U. S. Supreme Court may take another swat at limiting punitive damages
The U. S. Supreme Court may use a dispute over punitive damages awarded to a smoker’s widow for a broad review of when punitive damages are unconstitutionally high. The jury awarded Mayola Williams $821,000 in actual damages and $79.5 million in punitive damages.
The U. S. Supreme Court had previously sent the case back to the Oregon Supreme Court, which refused on procedural grounds to reconsider the punitive award — 97 times actual damages — was unconstitutional.
In Georgia, punitive damages are limited to $250,000, except where there was intent to harm, driving while intoxicated, or the first product liability verdict involving a particular product.
Ken Shigley is an Atlanta, Georgia trial attorney with a practice is focused on cases of catastrophic personal injury and wrongful death arising from commercial truck and bus accidents. He is a former chair of the Southeastern Motor Carrier Liability Institute, and is a frequent speaker at national continuing legal education programs on trucking liability cases. He has been rated as a "Super Lawyer" (Atlanta Magazine), one of the "Legal Elite" (Georgia Trend Magazine), and a Certified Civil Trial Advocate (National Board of Trial Advocacy,). Mr. Shigley is currently Secretary of the 40,000 member State Bar of Georgia.
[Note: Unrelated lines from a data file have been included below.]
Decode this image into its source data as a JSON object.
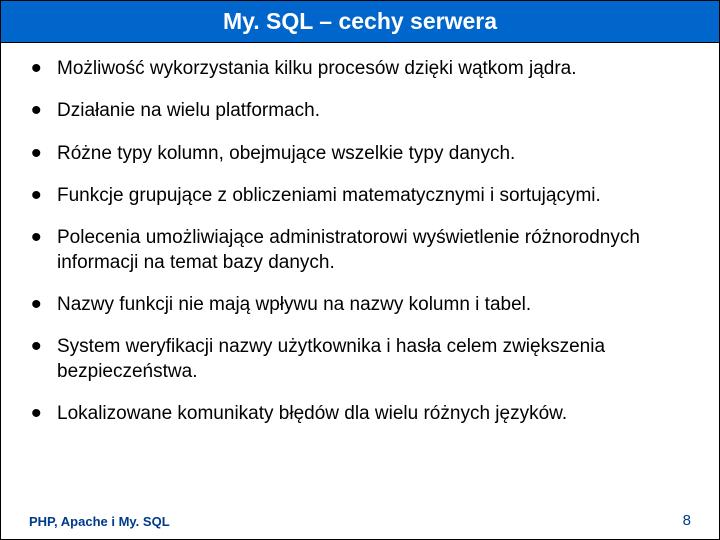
{
  "title": "My. SQL – cechy serwera",
  "bullets": [
    "Możliwość wykorzystania kilku procesów dzięki wątkom jądra.",
    "Działanie na wielu platformach.",
    "Różne typy kolumn, obejmujące wszelkie typy danych.",
    "Funkcje grupujące z obliczeniami matematycznymi i sortującymi.",
    "Polecenia umożliwiające administratorowi wyświetlenie różnorodnych informacji na temat bazy danych.",
    "Nazwy funkcji nie mają wpływu na nazwy kolumn i tabel.",
    "System weryfikacji nazwy użytkownika i hasła celem zwiększenia bezpieczeństwa.",
    "Lokalizowane komunikaty błędów dla wielu różnych języków."
  ],
  "footer": {
    "left": "PHP, Apache i My. SQL",
    "page": "8"
  }
}
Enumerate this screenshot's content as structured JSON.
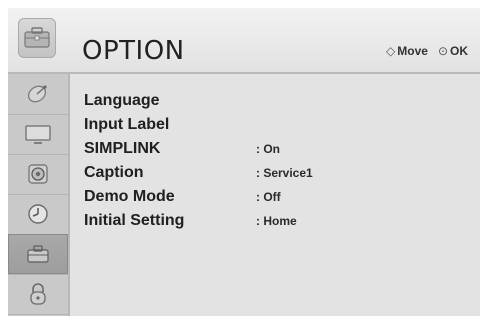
{
  "header": {
    "title": "OPTION",
    "icon": "option-toolbox-icon",
    "hints": {
      "move_symbol": "◇",
      "move_label": "Move",
      "ok_symbol": "⊙",
      "ok_label": "OK"
    }
  },
  "sidebar": {
    "items": [
      {
        "name": "satellite-dish-icon",
        "active": false
      },
      {
        "name": "tv-screen-icon",
        "active": false
      },
      {
        "name": "speaker-icon",
        "active": false
      },
      {
        "name": "clock-icon",
        "active": false
      },
      {
        "name": "toolbox-icon",
        "active": true
      },
      {
        "name": "lock-icon",
        "active": false
      }
    ]
  },
  "menu": {
    "items": [
      {
        "label": "Language",
        "value": ""
      },
      {
        "label": "Input Label",
        "value": ""
      },
      {
        "label": "SIMPLINK",
        "value": ": On"
      },
      {
        "label": "Caption",
        "value": ": Service1"
      },
      {
        "label": "Demo Mode",
        "value": ": Off"
      },
      {
        "label": "Initial Setting",
        "value": ": Home"
      }
    ]
  }
}
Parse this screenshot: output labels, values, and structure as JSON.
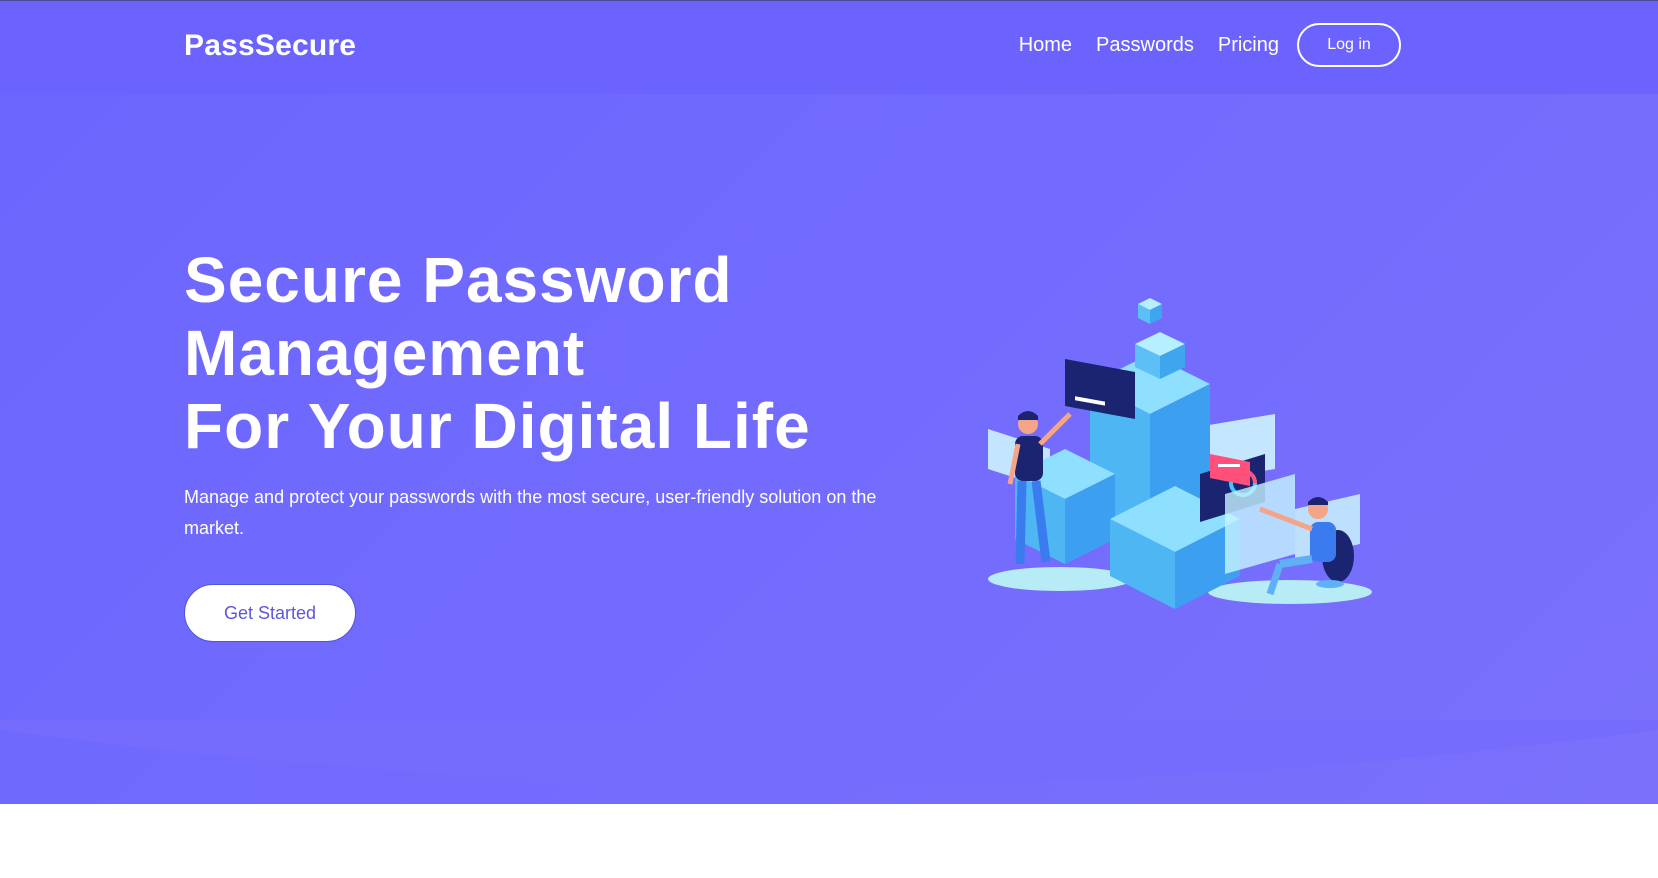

To increase capacity for handling more and larger cases, he recently became "of counsel" with the law firm of Chambers, Aholt & Rickard which has an extensive trucking liability practice.